TASK DESCRIPTION —
The answer must consist of every line from the data that holds "this".

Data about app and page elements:

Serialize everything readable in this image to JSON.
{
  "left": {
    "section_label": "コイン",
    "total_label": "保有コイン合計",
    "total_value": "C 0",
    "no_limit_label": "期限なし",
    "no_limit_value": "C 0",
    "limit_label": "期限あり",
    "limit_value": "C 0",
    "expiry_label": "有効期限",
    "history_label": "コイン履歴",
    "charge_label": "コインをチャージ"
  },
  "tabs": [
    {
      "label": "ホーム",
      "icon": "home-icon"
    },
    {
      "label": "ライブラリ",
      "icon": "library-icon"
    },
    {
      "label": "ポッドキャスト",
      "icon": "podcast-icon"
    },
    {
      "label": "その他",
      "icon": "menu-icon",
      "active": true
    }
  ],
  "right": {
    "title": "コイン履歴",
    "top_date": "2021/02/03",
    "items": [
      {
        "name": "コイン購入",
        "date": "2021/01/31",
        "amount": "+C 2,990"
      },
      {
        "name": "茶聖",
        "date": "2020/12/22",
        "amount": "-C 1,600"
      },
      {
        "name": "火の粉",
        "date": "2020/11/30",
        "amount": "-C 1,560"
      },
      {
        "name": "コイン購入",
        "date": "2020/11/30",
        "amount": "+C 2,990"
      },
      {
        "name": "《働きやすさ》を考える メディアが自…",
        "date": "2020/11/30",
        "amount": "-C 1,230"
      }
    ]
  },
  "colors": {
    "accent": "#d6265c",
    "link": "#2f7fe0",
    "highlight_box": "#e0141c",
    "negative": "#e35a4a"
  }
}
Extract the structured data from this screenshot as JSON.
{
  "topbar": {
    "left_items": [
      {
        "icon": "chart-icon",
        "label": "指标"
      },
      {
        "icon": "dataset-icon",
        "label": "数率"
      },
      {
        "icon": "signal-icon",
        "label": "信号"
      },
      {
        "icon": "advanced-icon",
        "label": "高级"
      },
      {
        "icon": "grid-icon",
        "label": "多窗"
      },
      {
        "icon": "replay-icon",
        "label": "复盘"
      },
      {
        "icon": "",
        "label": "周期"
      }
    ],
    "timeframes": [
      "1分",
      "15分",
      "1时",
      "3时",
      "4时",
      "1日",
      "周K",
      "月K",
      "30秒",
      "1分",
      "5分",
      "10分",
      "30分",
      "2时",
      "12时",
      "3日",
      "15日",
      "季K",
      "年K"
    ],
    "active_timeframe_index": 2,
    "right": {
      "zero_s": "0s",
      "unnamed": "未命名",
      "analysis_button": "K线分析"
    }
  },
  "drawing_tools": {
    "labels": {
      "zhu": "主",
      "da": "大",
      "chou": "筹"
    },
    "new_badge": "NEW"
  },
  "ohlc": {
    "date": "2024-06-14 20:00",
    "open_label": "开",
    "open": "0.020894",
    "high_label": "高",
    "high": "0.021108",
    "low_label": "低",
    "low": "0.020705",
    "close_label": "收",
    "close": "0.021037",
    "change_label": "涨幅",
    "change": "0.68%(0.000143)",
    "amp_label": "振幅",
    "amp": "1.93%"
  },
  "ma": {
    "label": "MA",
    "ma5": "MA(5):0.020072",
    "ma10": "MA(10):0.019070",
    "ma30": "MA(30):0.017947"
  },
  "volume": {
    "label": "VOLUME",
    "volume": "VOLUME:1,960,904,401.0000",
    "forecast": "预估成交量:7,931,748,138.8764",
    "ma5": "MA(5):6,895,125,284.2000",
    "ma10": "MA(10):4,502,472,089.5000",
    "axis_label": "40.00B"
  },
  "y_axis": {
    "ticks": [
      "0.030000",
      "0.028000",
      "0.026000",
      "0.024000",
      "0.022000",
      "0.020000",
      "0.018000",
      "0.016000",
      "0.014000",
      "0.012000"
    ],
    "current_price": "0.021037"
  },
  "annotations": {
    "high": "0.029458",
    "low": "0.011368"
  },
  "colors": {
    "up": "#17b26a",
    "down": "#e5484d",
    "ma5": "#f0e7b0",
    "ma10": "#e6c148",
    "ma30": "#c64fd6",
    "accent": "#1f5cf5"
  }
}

RESPONSE TO THE EXERCISE —
Serialize everything readable in this image to JSON.
Extract the structured data from this screenshot as JSON.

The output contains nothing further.